- Paro: This is another robotic pet used in senior care. It looks like a seal and can interact and learn a senior’s behaviors. This one has been around longer and falls under the category of being a true robot. And at a price tag that is fairly significant. But you might benefit from reading some of the research on their site.
I hope this helps, Carole!
The holidays can be a challenging time for Michigan’s family caregivers. Seasonal festivities such as shopping for gifts, wrapping presents, decorating the house and hosting parties are activities most of us look forward to all year. But for already overwhelmed family caregivers, the additional demands on their schedule can lead to burnout.
Not surprisingly, almost half of all caregivers say the holidays are just too much. If you find yourself struggling, these tips might be of help.
Managing Caregiver Stress during the Holidays
- Ask for and Accept Help: This can be difficult for family caregivers to do. Many see caregiving as a duty and they don’t want to ask for help. Remind yourself that if you suffer a health crisis of your own, as many caregivers do, you won’t be able to care for your loved one at all. Ask a friend who is going out shopping to pick up a few things for you. Talk to the staff at your church or synagogue to see
if there are volunteers available to assist struggling caregivers. Enlist the support of an in-home caregiver from a home care agency. Or take advantage of respite services at a senior living community near your Michigan home.
- Be Realistic: Pinterest, Instagram and other social media channels have given most of us unrealistic expectations of what the holidays should look like. It’s important to step back and set more realistic expectations for the season. It might mean using gift bags to “wrap” presents in or purchasing gift cards online instead of shopping for the perfect present.
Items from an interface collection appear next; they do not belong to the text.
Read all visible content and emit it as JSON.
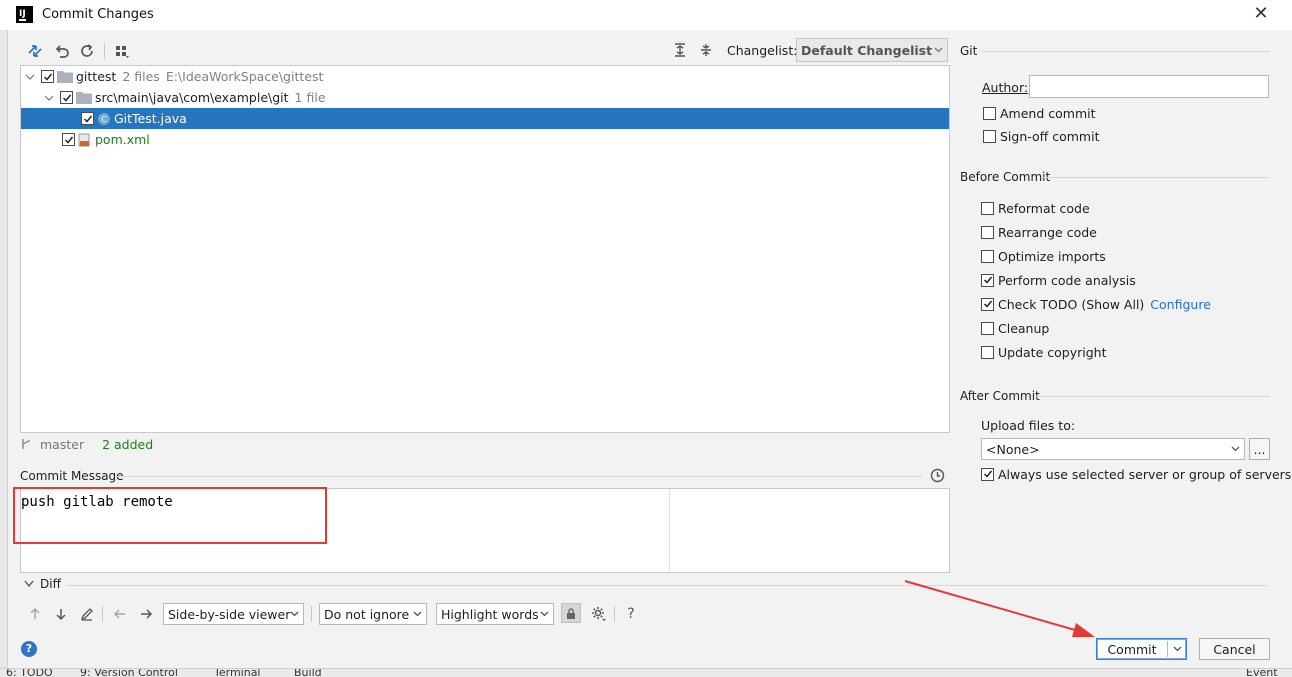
{
  "window": {
    "title": "Commit Changes"
  },
  "toolbar": {
    "changelist_label": "Changelist:",
    "changelist_value": "Default Changelist"
  },
  "tree": {
    "root": {
      "name": "gittest",
      "count": "2 files",
      "path": "E:\\IdeaWorkSpace\\gittest"
    },
    "package": {
      "name": "src\\main\\java\\com\\example\\git",
      "count": "1 file"
    },
    "file1": {
      "name": "GitTest.java"
    },
    "file2": {
      "name": "pom.xml"
    }
  },
  "status": {
    "branch": "master",
    "summary": "2 added"
  },
  "commit_message": {
    "label": "Commit Message",
    "text": "push gitlab remote"
  },
  "diff": {
    "label": "Diff",
    "viewer": "Side-by-side viewer",
    "ignore": "Do not ignore",
    "highlight": "Highlight words",
    "help": "?"
  },
  "git": {
    "section": "Git",
    "author_label": "Author:",
    "author_value": "",
    "amend": "Amend commit",
    "signoff": "Sign-off commit"
  },
  "before_commit": {
    "section": "Before Commit",
    "items": [
      {
        "label": "Reformat code",
        "checked": false
      },
      {
        "label": "Rearrange code",
        "checked": false
      },
      {
        "label": "Optimize imports",
        "checked": false
      },
      {
        "label": "Perform code analysis",
        "checked": true
      },
      {
        "label": "Check TODO (Show All)",
        "checked": true
      },
      {
        "label": "Cleanup",
        "checked": false
      },
      {
        "label": "Update copyright",
        "checked": false
      }
    ],
    "configure_link": "Configure"
  },
  "after_commit": {
    "section": "After Commit",
    "upload_label": "Upload files to:",
    "upload_value": "<None>",
    "browse": "...",
    "always_use": "Always use selected server or group of servers"
  },
  "buttons": {
    "commit": "Commit",
    "cancel": "Cancel"
  },
  "bottom_bar": {
    "todo": "6: TODO",
    "vcs": "9: Version Control",
    "terminal": "Terminal",
    "build": "Build",
    "event_log": "Event Lo"
  },
  "colors": {
    "selection": "#2675bf",
    "added": "#1a7f1a",
    "link": "#2470c2",
    "annotation": "#e53935"
  }
}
- Connect with Fellow Caregivers Online: Creating a support system of fellow caregivers who can relate to and sympathize with your struggles is another great way to manage stress. In addition to the emotional support, you will likely be able to pick up some tips from support group members on how to juggle all of the responsibilities you have. A few highly regarded online support groups and forums include ALZ Connected and the Family Caregiver Alliance.
- Exercise: While the very idea of adding one more thing to your schedule might seem unrealistic, exercise can actually give you a mental and physical boost. And researchers now know that breaking your 30 minutes of daily exercise up in to segments (i.e. 2- fifteen minute walks or a fifteen minute walk combined with fifteen minutes on a stationary bike) have the same health benefits as 30 minutes of continuous exercise.
Our final holiday survival tip for family caregivers is to give yourself permission to say “no.” When someone asks you to bring a casserole to the church fundraiser or help wrap gifts for a local shelter, you might feel guilty about not pitching in. Remind yourself that it is okay to just take care of you and your family this year.
Photo Courtesy of Freedigitalphotos.net